Do Hospitals Have Daycares for Residents?

As many of you know, the residency match is completely unpredictable. Some graduating medical students will move closer to family, while others might have to move several states away from home. The latter scenario can definitely be a challenge if you have kids, leading you to question do hospitals have daycares for residents to use?

So, what do you do if you have children, a spouse who works, and you’re far away from home? And, how can you find quality, yet affordable, childcare that will accommodate the intense schedule of a resident?

It might seem impossible, but it’s not. Below are a few ideas.

5 Childcare Options You Can Use During Residency

  1. Use a Day Care Affiliated With a Hospital
  2. Hire an Au Pair
  3. Seek Out Flexible Jobs
  4. Consider Living Apart
  5. Build Your Own Village

1. Use a Day Care Affiliated With a Hospital

Many hospitals have daycares on campus, and these daycares are familiar with the unpredictable schedules of physicians. These daycares are often open early and stay open late.

If you are still in medical school and you know you want to have children in residency (or already do have children,) make this a part of your residency program research.

Find out which hospitals have daycares on-site, what their hours are, and what would happen if you need them to watch your children later than usual.

Many hospitals offer a reduced rate on childcare costs for their employees if they use their on-site daycares, so this is a great option for many residents.

2. Hire an Au Pair

An au pair is a nanny who comes to live in your home from another country for a set period of time, usually a year.

There are many different agencies that can match you with an au pair. Some of the most popular ones are:

Keep in mind, this is also a great way to have your children learn a second language early on.

Au pairs can work flexible hours up to a certain amount each week. So, if you have to work on a Sunday but you’re off on a Monday because you’re post-call, you can ask your au pair to work on days that you need her to.

You will have to provide food, housing, and some educational costs for your au pair.

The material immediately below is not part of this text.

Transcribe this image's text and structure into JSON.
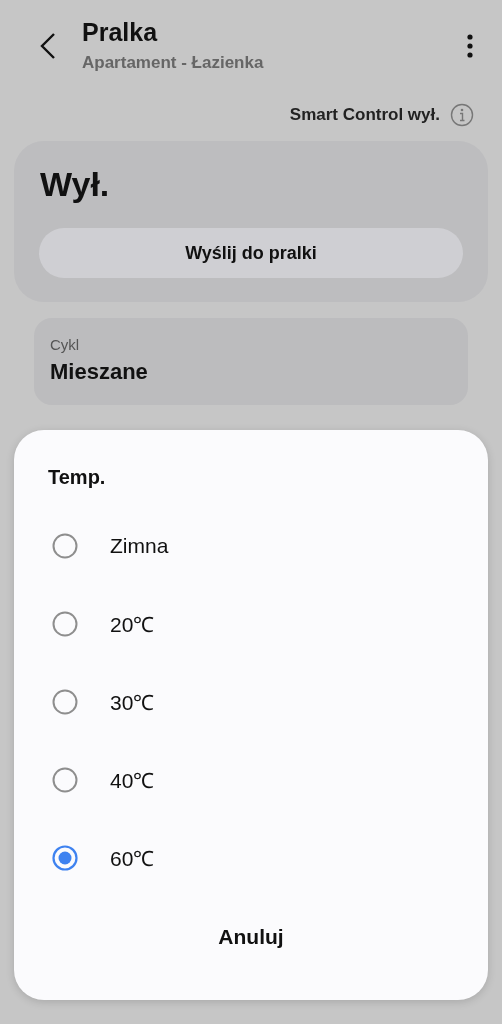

So, before making this decision, sit down and run the numbers, comparing the cost to hire an au pair with the cost of putting your children in daycare.

Chances are, if you have more than one child, an au pair can be a wise financial choice.

3. Seek Out Flexible Jobs

My friend, Catherine Alford, is a wife of a second-year resident and the mother of 3-year-old boy/girl twins. Cat spent time building a blog with the goal of becoming self-employed when she became a parent.

She knew that she wanted a job she could take with her anywhere since she had no idea where her husband would match for residency.

Today, her blog and freelance writing business now produce a full-time income, but she only pays for 25 hours of childcare a week.

Because she can work when her young children nap and after they fall asleep at night, she’s been able to manage her freelance clients while being a mom too.

Of course, becoming a blogger isn’t the only flexible job in existence. Spouses of residents who have kids can learn new skills, like graphic design and coding, and learn how to build businesses during their off hours.

I personally enjoy being an entrepreneur because of the flexible hours. I can speak with my physician clients in the morning, pick up my son from preschool, and work more at night after my children go to sleep.

My wife and I have found a way for her to pursue her career as a pediatric pulmonologist and for me to grow my financial planning practice.

With the help of family (we had no family near us in residency so moved closer to our family after fellowship,) we’ve been able to save on childcare costs, hire part-time babysitters, and find a way to make it all work.

Ultimately, the residency lifestyle isn’t an easy one, but if a non-physician spouse can find a way to build a flexible career or work remotely for a company, that can go a long way in reducing childcare costs.

4. Consider Living Apart

While living apart from your spouse and your kids is definitely not preferred, sometimes it might be necessary.

I know a married couple who are both residents. The husband pre-matched in psychiatry in New York City, which guaranteed him a residency spot.

However, his wife wanted to match general surgery. Knowing how unpredictable their schedules would be with two residents in the family, his wife purposely ranked programs in her home state of Florida first.

She matched in Miami, which is what she wanted because her mother and extended family helped take care of their little boy.

They are now in their second year of living apart, and they are surviving. But, it’s not easy. Still, these are the hard decisions some families have to make to ensure their kids get quality childcare during the grueling training years.

5. Build Your Own Village

Lastly, it’s important to remember you’re not alone. There are many people in your area who have a spouse and children while enduring residency.

It’s important to build your own village when you’re not close to your own family.

I’ve befriended many men via the DMD Facebook page, a private Facebook group just for dads married to doctors. There are similar private Facebook groups for women. One popular one is called Lives of Drs Wives.

You can even form your own spouse’s group at your local hospital. By meeting other people married to doctors, you can work together, exchange babysitting for those rare date nights, and even get recommendations of nannies, babysitters, and daycares from other residents who are further along in their journey.

Residency can be very isolating, so be sure to tap into your village to find out some of the people who are living similar lives to the one you are.

In Conclusion

What type of childcare options did you use in residency? Or, what advice do you have for current parents going through their residency journey? Leave a comment for our readers below.